I object to handing out copies of my drivers license with all the theft identity going on. What does Best Western have to say of this practice?
Remember the Regulars
Perhaps a reason why Priority Club is so popular is because travelers are fed up with being under appreciated by competing hotel programs such as Marriott Rewards. If Priority Club can avoid doing things such as giving the 21 millionth member an exotic trip while ignoring those of us who have been with the program for years, then it will continue to be successful.
“Hotel Points Traveler”
A First-Class Operation?
I have been trying to find out how US Airways is a member of the Star Alliance.
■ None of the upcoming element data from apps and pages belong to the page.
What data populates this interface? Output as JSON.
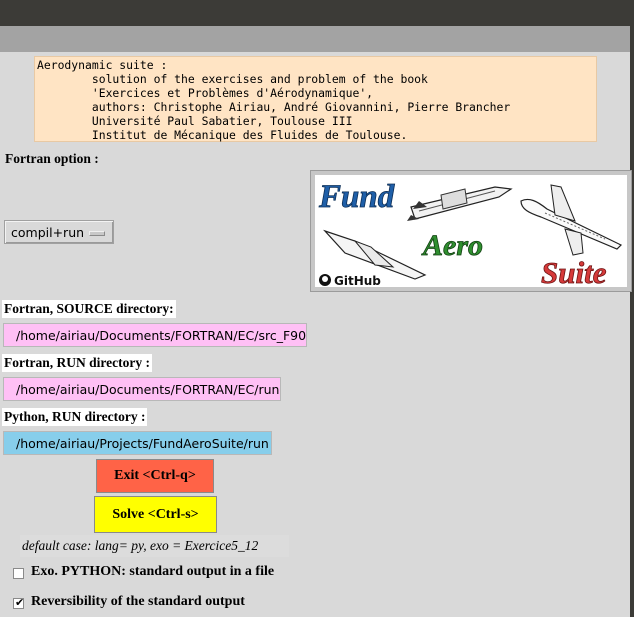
{
  "info_text": "Aerodynamic suite :\n        solution of the exercises and problem of the book\n        'Exercices et Problèmes d'Aérodynamique',\n        authors: Christophe Airiau, André Giovannini, Pierre Brancher\n        Université Paul Sabatier, Toulouse III\n        Institut de Mécanique des Fluides de Toulouse.",
  "fortran_option": {
    "label": "Fortran option :",
    "selected": "compil+run"
  },
  "logo": {
    "word1": "Fund",
    "word2": "Aero",
    "word3": "Suite",
    "badge": "GitHub"
  },
  "fortran_source": {
    "label": "Fortran, SOURCE directory:",
    "path": "/home/airiau/Documents/FORTRAN/EC/src_F90"
  },
  "fortran_run": {
    "label": "Fortran, RUN directory :",
    "path": "/home/airiau/Documents/FORTRAN/EC/run"
  },
  "python_run": {
    "label": "Python, RUN directory :",
    "path": "/home/airiau/Projects/FundAeroSuite/run"
  },
  "buttons": {
    "exit": "Exit <Ctrl-q>",
    "solve": "Solve <Ctrl-s>"
  },
  "default_case": "default case: lang= py, exo = Exercice5_12",
  "checkboxes": [
    {
      "label": "Exo. PYTHON: standard output in a file",
      "checked": false
    },
    {
      "label": "Reversibility of the standard output",
      "checked": true
    }
  ],
  "colors": {
    "exit": "#ff6347",
    "solve": "#ffff00",
    "path_pink": "#ffc0f5",
    "path_blue": "#87ceeb",
    "info_bg": "#ffe4c4"
  }
}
As a member of Star Alliance you must have a minimum of 12 first-class seats available on all aircraft that offer first class. That was the case prior to US Airways removing 16 first class seats from most of their 757s. So how is US Airways a member of the Star Alliance, as it seems they do not qualify? Do they plan on adding additional first-class seats on the aircraft they just removed them from?
Editor’s Note: Peter, you have great knowledge of the industry. Your statement is true; however, there are new requirements for alliance members that US Airways operates under. With low-cost carriers perhaps becoming potential members of alliances, as well as fleet changes for many carriers due to competitive markets, the rules you note are being updated. Since US Airways is a new member of the alliance, they are granted a period of time to modify and change their fleet. I see no immediate time frame for US Airways to modify its current fleet to 12 first class seats.
Thank you for your fair and balanced answer regarding US Airways Dividend Miles (WiseFlyer, October 2004). As the spouse of a loyal US Airways employee, I am grateful when a travel editor such as yourself responds to these questions with facts. I realize the traveling public values their frequent flyer miles. There are many employees who need their business to help US Airways survive.
Editor’s Note: Your note certainly makes my day, and I appreciate that you have noticed the difference. As you know, virtually every other travel “expert” has long since written US Airways off, and bemoaned the fate of the Dividend Miles program. I think we know that this is the easy thing to do, because it takes no knowledge or research at all. If there’s one thing I pride myself on, it’s doing a tremendous amount of research. I fully realize that these issues are easily influenced by emotions and knee-jerk comments. I’ll continue to do my research on the topic of US Airways, and again, thanks for your comments.